Records from a data collection
[Start of Attachment]

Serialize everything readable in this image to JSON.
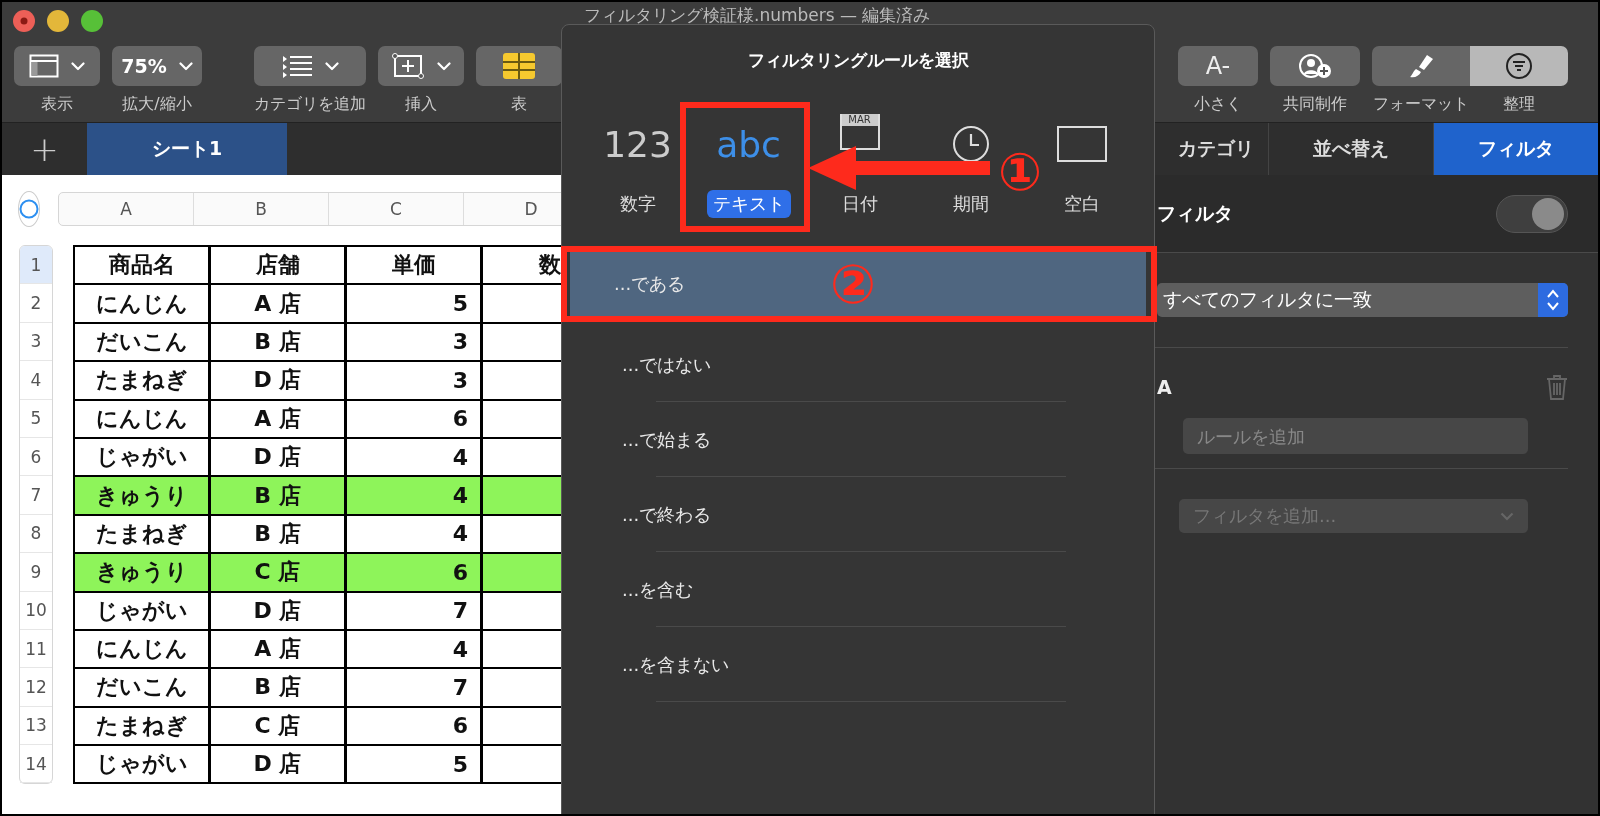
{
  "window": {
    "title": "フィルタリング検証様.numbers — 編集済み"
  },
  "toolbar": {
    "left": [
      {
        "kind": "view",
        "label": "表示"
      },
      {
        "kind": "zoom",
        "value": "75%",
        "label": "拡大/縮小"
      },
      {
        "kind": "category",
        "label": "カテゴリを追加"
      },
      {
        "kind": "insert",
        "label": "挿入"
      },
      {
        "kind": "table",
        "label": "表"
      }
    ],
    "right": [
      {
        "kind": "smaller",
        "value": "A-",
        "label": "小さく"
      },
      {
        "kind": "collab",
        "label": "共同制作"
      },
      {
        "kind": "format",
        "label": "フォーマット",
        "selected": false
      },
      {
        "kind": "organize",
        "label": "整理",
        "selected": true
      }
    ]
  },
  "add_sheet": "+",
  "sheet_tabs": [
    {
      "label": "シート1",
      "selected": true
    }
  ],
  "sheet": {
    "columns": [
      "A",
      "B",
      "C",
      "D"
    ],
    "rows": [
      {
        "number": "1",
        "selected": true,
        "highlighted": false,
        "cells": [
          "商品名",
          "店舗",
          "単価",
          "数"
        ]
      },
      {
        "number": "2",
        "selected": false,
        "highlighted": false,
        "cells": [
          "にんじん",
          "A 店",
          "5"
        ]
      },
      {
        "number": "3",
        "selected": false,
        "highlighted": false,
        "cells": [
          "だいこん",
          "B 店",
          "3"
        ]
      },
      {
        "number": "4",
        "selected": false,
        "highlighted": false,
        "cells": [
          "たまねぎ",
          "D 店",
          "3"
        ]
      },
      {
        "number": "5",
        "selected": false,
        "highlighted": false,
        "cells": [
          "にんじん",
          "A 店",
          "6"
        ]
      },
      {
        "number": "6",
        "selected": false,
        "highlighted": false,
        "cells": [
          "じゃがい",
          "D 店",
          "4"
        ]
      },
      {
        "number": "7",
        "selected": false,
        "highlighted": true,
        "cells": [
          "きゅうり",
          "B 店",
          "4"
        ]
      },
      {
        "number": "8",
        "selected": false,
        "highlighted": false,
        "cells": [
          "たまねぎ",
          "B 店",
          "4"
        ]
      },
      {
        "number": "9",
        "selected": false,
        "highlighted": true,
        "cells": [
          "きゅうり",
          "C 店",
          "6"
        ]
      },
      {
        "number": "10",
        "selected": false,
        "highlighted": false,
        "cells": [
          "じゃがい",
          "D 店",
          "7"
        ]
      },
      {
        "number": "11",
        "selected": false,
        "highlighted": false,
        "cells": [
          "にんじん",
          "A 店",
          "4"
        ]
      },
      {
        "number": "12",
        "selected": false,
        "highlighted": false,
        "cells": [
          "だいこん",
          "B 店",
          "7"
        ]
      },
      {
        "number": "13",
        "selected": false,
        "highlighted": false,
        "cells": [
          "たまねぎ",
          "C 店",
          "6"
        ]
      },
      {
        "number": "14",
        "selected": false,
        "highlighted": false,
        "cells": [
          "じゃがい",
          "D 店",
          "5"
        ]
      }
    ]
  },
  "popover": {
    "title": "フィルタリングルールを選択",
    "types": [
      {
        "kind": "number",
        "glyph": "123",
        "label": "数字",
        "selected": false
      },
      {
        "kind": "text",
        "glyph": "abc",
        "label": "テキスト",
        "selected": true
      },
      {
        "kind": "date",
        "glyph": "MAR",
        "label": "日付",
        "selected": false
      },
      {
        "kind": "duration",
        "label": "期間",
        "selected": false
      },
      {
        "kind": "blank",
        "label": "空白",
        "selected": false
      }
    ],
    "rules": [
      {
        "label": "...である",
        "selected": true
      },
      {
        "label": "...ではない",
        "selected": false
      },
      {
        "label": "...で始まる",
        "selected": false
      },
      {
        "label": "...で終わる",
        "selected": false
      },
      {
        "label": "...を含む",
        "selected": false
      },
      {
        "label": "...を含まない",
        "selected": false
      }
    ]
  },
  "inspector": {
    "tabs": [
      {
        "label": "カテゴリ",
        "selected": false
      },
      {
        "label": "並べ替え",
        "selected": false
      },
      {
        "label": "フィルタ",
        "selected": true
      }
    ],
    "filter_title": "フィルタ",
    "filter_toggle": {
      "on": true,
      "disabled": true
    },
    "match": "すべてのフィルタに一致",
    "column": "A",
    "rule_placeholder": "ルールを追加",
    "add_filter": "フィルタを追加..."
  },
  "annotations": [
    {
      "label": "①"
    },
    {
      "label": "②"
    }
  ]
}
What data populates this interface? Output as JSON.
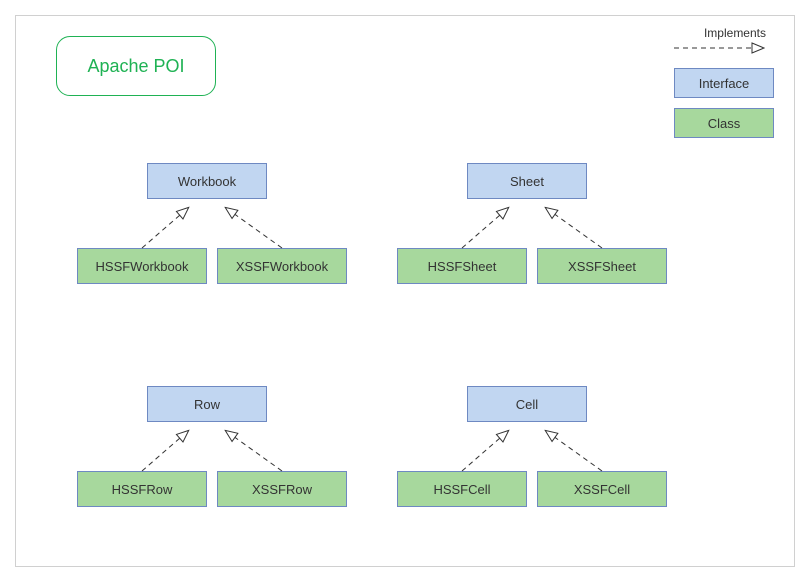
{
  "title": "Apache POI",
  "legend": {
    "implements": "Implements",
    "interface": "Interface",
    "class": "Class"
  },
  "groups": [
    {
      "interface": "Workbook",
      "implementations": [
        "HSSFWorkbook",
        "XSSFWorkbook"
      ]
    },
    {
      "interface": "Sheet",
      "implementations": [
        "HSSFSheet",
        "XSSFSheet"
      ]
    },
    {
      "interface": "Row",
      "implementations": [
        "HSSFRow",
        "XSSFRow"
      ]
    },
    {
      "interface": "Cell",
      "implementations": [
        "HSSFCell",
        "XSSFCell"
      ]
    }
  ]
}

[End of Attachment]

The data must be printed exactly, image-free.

Serialize everything readable in this image to JSON.
{
  "window": {
    "title": "フィルタリング検証様.numbers — 編集済み"
  },
  "toolbar": {
    "left": [
      {
        "kind": "view",
        "label": "表示"
      },
      {
        "kind": "zoom",
        "value": "75%",
        "label": "拡大/縮小"
      },
      {
        "kind": "category",
        "label": "カテゴリを追加"
      },
      {
        "kind": "insert",
        "label": "挿入"
      },
      {
        "kind": "table",
        "label": "表"
      }
    ],
    "right": [
      {
        "kind": "smaller",
        "value": "A-",
        "label": "小さく"
      },
      {
        "kind": "collab",
        "label": "共同制作"
      },
      {
        "kind": "format",
        "label": "フォーマット",
        "selected": false
      },
      {
        "kind": "organize",
        "label": "整理",
        "selected": true
      }
    ]
  },
  "add_sheet": "+",
  "sheet_tabs": [
    {
      "label": "シート1",
      "selected": true
    }
  ],
  "sheet": {
    "columns": [
      "A",
      "B",
      "C",
      "D"
    ],
    "rows": [
      {
        "number": "1",
        "selected": true,
        "highlighted": false,
        "cells": [
          "商品名",
          "店舗",
          "単価",
          "数"
        ]
      },
      {
        "number": "2",
        "selected": false,
        "highlighted": false,
        "cells": [
          "にんじん",
          "A 店",
          "5"
        ]
      },
      {
        "number": "3",
        "selected": false,
        "highlighted": false,
        "cells": [
          "だいこん",
          "B 店",
          "3"
        ]
      },
      {
        "number": "4",
        "selected": false,
        "highlighted": false,
        "cells": [
          "たまねぎ",
          "D 店",
          "3"
        ]
      },
      {
        "number": "5",
        "selected": false,
        "highlighted": false,
        "cells": [
          "にんじん",
          "A 店",
          "6"
        ]
      },
      {
        "number": "6",
        "selected": false,
        "highlighted": false,
        "cells": [
          "じゃがい",
          "D 店",
          "4"
        ]
      },
      {
        "number": "7",
        "selected": false,
        "highlighted": true,
        "cells": [
          "きゅうり",
          "B 店",
          "4"
        ]
      },
      {
        "number": "8",
        "selected": false,
        "highlighted": false,
        "cells": [
          "たまねぎ",
          "B 店",
          "4"
        ]
      },
      {
        "number": "9",
        "selected": false,
        "highlighted": true,
        "cells": [
          "きゅうり",
          "C 店",
          "6"
        ]
      },
      {
        "number": "10",
        "selected": false,
        "highlighted": false,
        "cells": [
          "じゃがい",
          "D 店",
          "7"
        ]
      },
      {
        "number": "11",
        "selected": false,
        "highlighted": false,
        "cells": [
          "にんじん",
          "A 店",
          "4"
        ]
      },
      {
        "number": "12",
        "selected": false,
        "highlighted": false,
        "cells": [
          "だいこん",
          "B 店",
          "7"
        ]
      },
      {
        "number": "13",
        "selected": false,
        "highlighted": false,
        "cells": [
          "たまねぎ",
          "C 店",
          "6"
        ]
      },
      {
        "number": "14",
        "selected": false,
        "highlighted": false,
        "cells": [
          "じゃがい",
          "D 店",
          "5"
        ]
      }
    ]
  },
  "popover": {
    "title": "フィルタリングルールを選択",
    "types": [
      {
        "kind": "number",
        "glyph": "123",
        "label": "数字",
        "selected": false
      },
      {
        "kind": "text",
        "glyph": "abc",
        "label": "テキスト",
        "selected": true
      },
      {
        "kind": "date",
        "glyph": "MAR",
        "label": "日付",
        "selected": false
      },
      {
        "kind": "duration",
        "label": "期間",
        "selected": false
      },
      {
        "kind": "blank",
        "label": "空白",
        "selected": false
      }
    ],
    "rules": [
      {
        "label": "...である",
        "selected": true
      },
      {
        "label": "...ではない",
        "selected": false
      },
      {
        "label": "...で始まる",
        "selected": false
      },
      {
        "label": "...で終わる",
        "selected": false
      },
      {
        "label": "...を含む",
        "selected": false
      },
      {
        "label": "...を含まない",
        "selected": false
      }
    ]
  },
  "inspector": {
    "tabs": [
      {
        "label": "カテゴリ",
        "selected": false
      },
      {
        "label": "並べ替え",
        "selected": false
      },
      {
        "label": "フィルタ",
        "selected": true
      }
    ],
    "filter_title": "フィルタ",
    "filter_toggle": {
      "on": true,
      "disabled": true
    },
    "match": "すべてのフィルタに一致",
    "column": "A",
    "rule_placeholder": "ルールを追加",
    "add_filter": "フィルタを追加..."
  },
  "annotations": [
    {
      "label": "①"
    },
    {
      "label": "②"
    }
  ]
}
What data populates this interface? Output as JSON.
{
  "title": "Apache POI",
  "legend": {
    "implements": "Implements",
    "interface": "Interface",
    "class": "Class"
  },
  "groups": [
    {
      "interface": "Workbook",
      "implementations": [
        "HSSFWorkbook",
        "XSSFWorkbook"
      ]
    },
    {
      "interface": "Sheet",
      "implementations": [
        "HSSFSheet",
        "XSSFSheet"
      ]
    },
    {
      "interface": "Row",
      "implementations": [
        "HSSFRow",
        "XSSFRow"
      ]
    },
    {
      "interface": "Cell",
      "implementations": [
        "HSSFCell",
        "XSSFCell"
      ]
    }
  ]
}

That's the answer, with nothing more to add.